Artists and designers often look to the past to find inspiration for their own work. This exhibition—drawn entirely from The Met collection—compares foliate patterns and roundels that are found on textiles from the Late Roman, Byzantine, and Early Islamic periods in Egypt to similar motifs in postcards by the Wiener Werkstätte and on garments designed by Mariano Fortuny (1871–1949).
Created in Egypt between about 200 and 600, the textiles on view include a child's dress; fragments from a sleeve, tunic, and blanket or cover; and other fragments whose original use is not known. Variations of the scrolling vines and stylized motifs that adorn these textiles can be seen on works created nearly 1500 years later.
The renowned Spanish-born designer Mariano Fortuny was active in Venice, where he founded a textile workshop and commercial silk printing factory. His exquisite designs fuse the ancient and the modern, the local and the exotic. Three different Fortuny-designed silk coats from the first three decades of the 20th century are shown over the course of the exhibition. In cut and ornament, these items harken back to Late Antique historical sources.

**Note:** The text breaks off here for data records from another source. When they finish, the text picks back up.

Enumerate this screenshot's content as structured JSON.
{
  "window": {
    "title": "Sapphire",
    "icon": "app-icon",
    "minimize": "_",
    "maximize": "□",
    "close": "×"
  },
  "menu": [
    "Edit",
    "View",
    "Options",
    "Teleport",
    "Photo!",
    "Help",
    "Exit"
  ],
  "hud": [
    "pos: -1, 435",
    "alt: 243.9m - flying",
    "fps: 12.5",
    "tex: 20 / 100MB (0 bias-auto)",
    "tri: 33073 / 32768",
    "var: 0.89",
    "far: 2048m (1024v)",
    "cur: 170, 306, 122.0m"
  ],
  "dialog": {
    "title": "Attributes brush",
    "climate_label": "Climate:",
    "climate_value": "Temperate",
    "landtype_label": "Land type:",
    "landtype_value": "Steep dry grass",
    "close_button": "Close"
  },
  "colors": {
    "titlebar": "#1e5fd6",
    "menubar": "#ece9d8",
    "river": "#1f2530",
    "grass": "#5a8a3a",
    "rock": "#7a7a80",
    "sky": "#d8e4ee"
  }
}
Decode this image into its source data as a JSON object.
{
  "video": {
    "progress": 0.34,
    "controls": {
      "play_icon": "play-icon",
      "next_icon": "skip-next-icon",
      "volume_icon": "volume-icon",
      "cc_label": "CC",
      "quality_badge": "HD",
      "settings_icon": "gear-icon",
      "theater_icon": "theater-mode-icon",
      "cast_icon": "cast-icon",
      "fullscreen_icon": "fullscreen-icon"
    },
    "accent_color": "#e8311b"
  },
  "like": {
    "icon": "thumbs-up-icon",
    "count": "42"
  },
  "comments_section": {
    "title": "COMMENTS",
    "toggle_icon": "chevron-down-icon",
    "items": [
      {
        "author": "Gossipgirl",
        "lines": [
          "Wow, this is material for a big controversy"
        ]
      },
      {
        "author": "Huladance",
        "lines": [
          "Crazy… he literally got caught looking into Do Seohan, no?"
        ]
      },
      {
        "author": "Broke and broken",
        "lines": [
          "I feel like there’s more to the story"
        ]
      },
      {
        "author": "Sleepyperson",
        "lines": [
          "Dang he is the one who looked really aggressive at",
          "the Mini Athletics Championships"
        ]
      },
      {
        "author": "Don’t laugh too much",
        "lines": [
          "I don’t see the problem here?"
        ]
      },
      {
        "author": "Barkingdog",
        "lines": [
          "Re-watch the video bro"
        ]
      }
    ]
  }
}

Founded in 1903 in reaction both to the neoclassical academies of Vienna and increasing industrialization, the Wiener Werkstätte collective sought to incorporate arts and crafts into all aspects of daily life and placed a premium on the handmade. Eight color lithographs created between 1907 and 1912 by various artists and designers affiliated with the group are also on view. Motifs similar to those found on Late Antique textiles were used as graphic elements in these cards and postcards.
Fragment. Made in Egypt, 3rd–4th century. Wool, linen; plain weave, tapestry weave, 15 3/8 in. high x 8 7/8 in. wide (39 cm high x 22.5 cm wide). The Metropolitan Museum of Art, New York, Purchase by subscription, 1889 (89.18.69)